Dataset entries
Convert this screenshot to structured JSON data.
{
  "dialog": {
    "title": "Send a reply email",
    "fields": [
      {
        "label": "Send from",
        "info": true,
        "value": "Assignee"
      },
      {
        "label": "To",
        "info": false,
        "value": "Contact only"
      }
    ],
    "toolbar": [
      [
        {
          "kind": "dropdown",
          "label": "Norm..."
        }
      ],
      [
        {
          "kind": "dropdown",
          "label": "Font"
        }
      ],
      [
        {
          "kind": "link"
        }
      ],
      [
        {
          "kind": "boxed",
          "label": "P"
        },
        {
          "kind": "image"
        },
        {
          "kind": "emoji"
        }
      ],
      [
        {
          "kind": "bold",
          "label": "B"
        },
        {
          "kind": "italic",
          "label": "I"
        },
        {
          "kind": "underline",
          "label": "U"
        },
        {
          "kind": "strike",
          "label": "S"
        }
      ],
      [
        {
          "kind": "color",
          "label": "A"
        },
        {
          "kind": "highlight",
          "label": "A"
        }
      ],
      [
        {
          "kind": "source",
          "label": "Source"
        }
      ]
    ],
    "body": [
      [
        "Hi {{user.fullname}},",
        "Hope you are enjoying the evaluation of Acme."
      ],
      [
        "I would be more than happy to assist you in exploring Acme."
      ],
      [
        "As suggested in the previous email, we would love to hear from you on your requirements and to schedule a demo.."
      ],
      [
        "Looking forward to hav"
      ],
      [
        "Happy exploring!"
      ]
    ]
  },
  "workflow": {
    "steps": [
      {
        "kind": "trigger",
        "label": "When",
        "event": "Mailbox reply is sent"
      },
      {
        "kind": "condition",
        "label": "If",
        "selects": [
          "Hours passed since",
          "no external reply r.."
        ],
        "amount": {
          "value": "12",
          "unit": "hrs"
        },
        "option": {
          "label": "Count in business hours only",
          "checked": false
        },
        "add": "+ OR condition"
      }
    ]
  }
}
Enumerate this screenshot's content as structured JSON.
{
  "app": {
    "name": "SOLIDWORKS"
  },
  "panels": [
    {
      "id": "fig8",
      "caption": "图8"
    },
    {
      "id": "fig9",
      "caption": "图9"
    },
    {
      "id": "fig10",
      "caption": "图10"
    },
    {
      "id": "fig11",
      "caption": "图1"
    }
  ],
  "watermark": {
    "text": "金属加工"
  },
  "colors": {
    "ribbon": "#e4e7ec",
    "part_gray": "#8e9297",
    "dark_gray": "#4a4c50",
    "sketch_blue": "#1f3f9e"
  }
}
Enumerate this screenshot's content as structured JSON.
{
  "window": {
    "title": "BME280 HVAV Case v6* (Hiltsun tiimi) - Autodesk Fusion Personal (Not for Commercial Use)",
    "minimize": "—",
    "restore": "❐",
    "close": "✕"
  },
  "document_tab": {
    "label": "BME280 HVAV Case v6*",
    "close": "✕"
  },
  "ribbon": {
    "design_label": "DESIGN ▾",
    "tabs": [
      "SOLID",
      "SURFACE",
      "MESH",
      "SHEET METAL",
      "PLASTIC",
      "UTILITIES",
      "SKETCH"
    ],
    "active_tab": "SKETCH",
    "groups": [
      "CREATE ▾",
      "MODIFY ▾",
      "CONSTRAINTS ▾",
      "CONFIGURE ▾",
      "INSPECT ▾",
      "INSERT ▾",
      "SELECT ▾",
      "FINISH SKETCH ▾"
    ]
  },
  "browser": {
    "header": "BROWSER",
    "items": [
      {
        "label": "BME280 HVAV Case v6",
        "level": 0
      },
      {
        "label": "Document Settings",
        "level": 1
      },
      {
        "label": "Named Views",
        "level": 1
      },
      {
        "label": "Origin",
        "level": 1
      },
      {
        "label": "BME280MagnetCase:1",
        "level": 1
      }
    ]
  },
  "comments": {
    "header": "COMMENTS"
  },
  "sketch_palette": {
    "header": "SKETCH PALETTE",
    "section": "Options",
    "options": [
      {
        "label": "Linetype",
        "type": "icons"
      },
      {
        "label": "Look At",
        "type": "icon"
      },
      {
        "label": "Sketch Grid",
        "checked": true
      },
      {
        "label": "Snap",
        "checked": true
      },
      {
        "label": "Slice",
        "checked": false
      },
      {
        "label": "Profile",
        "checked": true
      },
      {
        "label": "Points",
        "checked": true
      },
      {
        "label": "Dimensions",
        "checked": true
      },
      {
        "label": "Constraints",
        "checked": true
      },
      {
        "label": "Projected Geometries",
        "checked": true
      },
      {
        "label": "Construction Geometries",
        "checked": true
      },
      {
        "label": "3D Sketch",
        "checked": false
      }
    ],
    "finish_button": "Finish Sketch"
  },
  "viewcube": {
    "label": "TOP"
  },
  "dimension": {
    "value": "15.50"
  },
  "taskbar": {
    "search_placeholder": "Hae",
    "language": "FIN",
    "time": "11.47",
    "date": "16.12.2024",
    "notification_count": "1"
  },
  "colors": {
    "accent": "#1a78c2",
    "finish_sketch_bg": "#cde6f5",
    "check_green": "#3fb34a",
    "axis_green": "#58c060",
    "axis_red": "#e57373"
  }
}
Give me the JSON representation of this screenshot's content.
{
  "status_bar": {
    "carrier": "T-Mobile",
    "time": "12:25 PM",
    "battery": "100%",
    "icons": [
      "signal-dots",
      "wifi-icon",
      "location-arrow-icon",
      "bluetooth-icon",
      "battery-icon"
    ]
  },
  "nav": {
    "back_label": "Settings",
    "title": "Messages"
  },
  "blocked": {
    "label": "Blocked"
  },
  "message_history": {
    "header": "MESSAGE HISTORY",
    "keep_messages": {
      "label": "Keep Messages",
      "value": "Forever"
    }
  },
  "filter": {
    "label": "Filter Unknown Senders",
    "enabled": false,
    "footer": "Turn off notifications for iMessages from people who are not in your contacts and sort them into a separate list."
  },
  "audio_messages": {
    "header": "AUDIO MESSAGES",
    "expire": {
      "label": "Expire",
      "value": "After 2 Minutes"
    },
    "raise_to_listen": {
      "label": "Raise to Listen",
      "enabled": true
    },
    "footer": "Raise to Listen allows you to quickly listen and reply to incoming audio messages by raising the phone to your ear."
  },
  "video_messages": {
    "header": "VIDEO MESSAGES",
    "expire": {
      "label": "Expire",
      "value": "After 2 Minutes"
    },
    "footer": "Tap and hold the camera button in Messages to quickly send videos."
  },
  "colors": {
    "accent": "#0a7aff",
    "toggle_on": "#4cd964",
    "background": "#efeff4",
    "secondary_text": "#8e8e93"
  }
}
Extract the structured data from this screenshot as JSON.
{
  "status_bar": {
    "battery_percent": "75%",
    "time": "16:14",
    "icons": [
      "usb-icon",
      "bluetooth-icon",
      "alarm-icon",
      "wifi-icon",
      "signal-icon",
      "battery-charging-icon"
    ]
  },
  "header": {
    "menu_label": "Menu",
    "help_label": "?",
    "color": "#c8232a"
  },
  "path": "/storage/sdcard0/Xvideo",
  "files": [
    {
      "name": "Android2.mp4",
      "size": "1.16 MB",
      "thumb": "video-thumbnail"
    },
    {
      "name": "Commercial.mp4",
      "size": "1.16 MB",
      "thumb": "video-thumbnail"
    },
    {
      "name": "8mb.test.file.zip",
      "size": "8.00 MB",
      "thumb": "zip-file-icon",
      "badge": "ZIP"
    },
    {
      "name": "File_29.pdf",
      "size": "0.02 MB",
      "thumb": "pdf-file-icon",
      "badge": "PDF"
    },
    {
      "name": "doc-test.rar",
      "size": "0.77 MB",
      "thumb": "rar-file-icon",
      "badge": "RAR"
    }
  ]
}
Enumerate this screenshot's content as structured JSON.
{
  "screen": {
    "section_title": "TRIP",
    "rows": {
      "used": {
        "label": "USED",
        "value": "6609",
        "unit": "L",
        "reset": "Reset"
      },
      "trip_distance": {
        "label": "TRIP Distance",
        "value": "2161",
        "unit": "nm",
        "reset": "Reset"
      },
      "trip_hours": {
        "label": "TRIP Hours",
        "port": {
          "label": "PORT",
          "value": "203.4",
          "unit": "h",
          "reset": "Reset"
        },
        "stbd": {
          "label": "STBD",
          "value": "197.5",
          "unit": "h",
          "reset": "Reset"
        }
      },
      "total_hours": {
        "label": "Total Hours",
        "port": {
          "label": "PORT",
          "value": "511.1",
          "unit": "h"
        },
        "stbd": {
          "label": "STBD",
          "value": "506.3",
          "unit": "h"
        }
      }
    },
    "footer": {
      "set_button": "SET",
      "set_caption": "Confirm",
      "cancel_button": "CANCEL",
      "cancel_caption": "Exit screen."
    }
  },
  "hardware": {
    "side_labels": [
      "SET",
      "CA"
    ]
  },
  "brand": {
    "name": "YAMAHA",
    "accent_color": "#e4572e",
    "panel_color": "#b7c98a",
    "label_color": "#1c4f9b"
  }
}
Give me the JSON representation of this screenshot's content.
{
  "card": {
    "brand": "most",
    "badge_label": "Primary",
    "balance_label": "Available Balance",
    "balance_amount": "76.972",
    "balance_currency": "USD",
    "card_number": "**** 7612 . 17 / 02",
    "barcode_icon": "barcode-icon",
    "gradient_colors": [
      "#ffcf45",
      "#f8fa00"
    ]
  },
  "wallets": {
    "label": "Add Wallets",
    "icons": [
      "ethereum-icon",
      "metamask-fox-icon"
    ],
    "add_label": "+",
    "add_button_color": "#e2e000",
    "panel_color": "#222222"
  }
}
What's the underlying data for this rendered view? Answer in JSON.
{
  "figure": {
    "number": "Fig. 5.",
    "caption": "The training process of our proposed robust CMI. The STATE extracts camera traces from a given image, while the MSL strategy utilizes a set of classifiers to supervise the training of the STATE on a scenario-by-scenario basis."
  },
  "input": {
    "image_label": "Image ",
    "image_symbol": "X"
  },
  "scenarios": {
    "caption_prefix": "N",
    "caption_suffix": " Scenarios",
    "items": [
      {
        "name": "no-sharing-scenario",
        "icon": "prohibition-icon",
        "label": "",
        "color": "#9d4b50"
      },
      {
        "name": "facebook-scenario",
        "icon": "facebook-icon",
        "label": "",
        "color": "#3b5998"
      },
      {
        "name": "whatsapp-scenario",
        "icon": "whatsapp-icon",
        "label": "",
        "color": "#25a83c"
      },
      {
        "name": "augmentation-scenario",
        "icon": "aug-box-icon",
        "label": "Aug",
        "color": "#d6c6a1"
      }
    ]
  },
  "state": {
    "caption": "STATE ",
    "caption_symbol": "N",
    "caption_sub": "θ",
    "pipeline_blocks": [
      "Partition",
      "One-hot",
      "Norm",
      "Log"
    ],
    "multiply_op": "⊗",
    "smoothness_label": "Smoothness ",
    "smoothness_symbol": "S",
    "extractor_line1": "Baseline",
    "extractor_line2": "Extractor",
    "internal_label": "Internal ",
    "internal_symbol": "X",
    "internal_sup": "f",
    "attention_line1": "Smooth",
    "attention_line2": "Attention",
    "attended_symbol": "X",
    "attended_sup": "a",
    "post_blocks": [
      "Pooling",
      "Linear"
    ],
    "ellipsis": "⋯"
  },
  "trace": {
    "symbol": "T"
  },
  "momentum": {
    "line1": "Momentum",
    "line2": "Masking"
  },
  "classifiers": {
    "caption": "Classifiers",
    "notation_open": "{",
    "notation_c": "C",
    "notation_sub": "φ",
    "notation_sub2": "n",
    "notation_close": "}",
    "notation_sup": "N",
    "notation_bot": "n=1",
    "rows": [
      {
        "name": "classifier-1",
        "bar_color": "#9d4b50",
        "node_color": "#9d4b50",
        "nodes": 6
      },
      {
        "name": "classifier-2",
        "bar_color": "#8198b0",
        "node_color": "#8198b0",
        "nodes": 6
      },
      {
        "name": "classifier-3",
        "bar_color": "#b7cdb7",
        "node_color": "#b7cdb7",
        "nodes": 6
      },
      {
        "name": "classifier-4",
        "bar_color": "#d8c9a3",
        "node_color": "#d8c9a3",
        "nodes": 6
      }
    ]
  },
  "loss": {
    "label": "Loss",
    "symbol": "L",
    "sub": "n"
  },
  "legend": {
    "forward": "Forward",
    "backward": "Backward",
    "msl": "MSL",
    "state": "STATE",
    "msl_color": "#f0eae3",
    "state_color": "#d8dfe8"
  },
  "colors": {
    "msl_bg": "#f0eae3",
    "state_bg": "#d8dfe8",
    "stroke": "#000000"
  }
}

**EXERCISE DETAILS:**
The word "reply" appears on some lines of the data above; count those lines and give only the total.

**OUTPUT FOR THIS EXERCISE:**
4